• **TASK BRIEF**
A complete answer includes every line below with the word "icon".

• **DATA UNDER STUDY**
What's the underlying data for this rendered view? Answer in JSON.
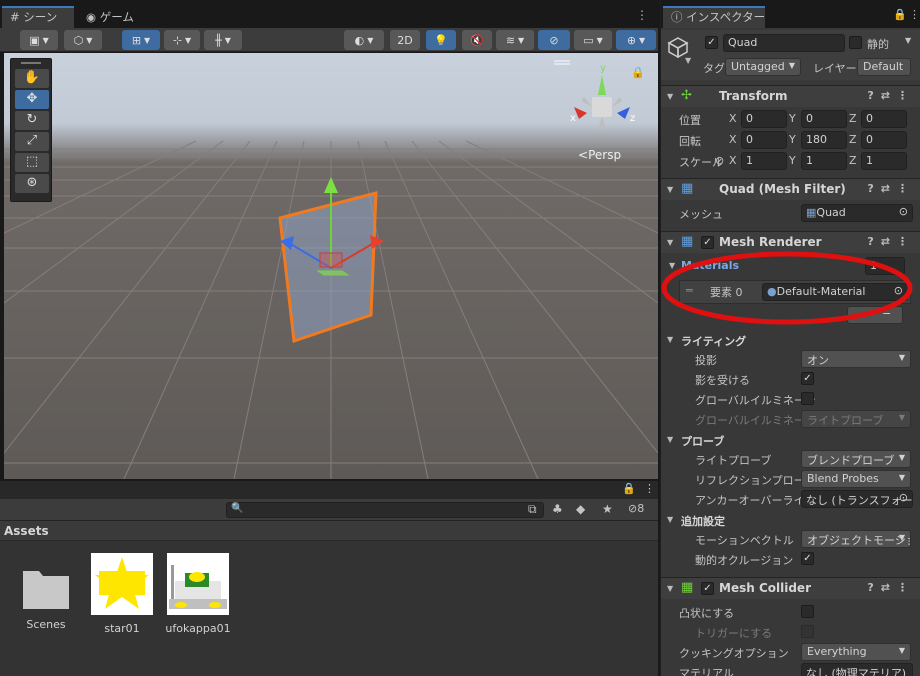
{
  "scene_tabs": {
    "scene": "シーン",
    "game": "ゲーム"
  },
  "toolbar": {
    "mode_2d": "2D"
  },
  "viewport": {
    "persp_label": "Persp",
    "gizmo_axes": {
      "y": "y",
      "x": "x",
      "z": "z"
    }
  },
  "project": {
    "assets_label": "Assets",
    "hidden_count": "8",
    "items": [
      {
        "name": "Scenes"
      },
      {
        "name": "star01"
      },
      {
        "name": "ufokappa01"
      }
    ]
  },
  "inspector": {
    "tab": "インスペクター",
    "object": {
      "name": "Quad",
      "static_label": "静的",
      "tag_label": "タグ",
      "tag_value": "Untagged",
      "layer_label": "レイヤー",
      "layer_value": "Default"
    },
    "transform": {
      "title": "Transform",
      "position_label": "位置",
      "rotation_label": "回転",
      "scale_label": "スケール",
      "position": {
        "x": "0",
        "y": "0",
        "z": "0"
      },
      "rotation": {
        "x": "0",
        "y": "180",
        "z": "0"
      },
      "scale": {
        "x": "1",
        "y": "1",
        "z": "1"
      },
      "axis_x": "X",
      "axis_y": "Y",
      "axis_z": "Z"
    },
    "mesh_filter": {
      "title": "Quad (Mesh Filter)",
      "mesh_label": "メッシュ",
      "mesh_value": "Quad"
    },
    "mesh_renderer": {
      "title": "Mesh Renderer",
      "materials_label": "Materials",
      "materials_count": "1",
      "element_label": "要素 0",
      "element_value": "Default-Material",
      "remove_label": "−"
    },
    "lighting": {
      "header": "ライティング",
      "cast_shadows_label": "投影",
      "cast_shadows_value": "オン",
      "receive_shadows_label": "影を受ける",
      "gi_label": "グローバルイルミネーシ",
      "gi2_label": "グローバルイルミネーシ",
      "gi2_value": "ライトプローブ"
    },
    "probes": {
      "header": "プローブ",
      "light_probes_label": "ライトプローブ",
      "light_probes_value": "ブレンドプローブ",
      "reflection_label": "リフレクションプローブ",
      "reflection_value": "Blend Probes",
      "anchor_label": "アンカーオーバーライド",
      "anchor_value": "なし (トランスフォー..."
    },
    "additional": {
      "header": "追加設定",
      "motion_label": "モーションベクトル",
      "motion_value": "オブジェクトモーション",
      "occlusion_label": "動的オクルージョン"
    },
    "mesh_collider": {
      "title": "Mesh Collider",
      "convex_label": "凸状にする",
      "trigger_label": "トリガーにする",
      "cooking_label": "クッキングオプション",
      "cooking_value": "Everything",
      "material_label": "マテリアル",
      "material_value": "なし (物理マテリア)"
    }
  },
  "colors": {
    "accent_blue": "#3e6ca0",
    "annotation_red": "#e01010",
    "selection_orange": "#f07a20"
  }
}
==
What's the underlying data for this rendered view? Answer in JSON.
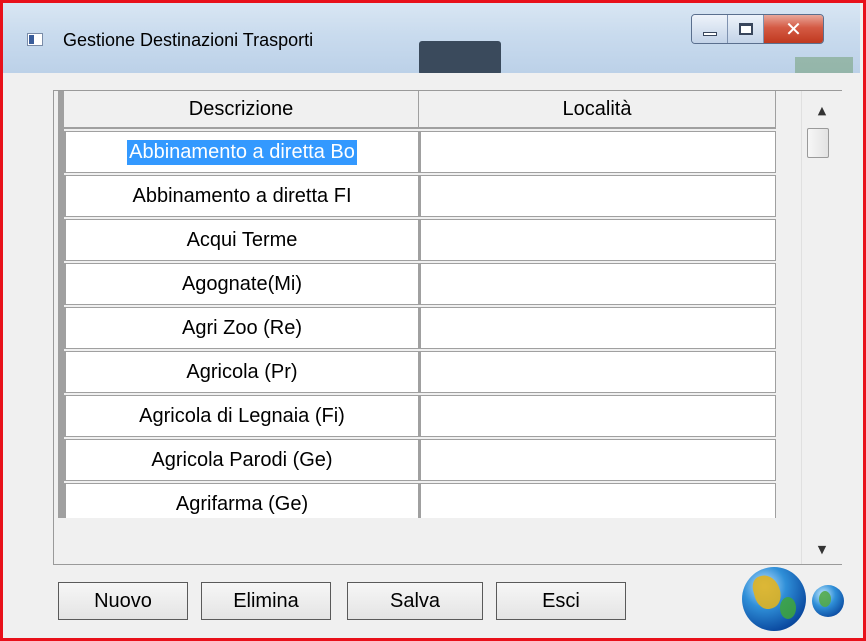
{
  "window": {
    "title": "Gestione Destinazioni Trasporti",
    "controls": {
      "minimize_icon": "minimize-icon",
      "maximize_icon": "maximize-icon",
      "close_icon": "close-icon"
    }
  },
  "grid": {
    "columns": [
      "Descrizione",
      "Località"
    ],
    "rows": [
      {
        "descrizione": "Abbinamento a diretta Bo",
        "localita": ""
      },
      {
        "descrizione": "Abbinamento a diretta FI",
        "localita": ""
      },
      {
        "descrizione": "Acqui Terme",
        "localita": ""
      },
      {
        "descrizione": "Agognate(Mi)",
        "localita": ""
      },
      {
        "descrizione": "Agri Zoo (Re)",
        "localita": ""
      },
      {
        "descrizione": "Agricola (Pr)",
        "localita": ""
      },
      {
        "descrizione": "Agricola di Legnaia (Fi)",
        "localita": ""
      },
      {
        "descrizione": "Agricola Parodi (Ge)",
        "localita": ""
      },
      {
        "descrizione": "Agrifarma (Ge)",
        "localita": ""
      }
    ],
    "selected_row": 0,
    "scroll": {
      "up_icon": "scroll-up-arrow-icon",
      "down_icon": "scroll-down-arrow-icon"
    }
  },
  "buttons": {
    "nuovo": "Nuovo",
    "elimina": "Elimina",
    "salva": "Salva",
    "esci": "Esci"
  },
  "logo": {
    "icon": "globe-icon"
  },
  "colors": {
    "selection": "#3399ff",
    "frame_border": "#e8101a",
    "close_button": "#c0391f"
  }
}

• **ANSWER**
      "minimize_icon": "minimize-icon",
      "maximize_icon": "maximize-icon",
      "close_icon": "close-icon"
      "up_icon": "scroll-up-arrow-icon",
      "down_icon": "scroll-down-arrow-icon"
    "icon": "globe-icon"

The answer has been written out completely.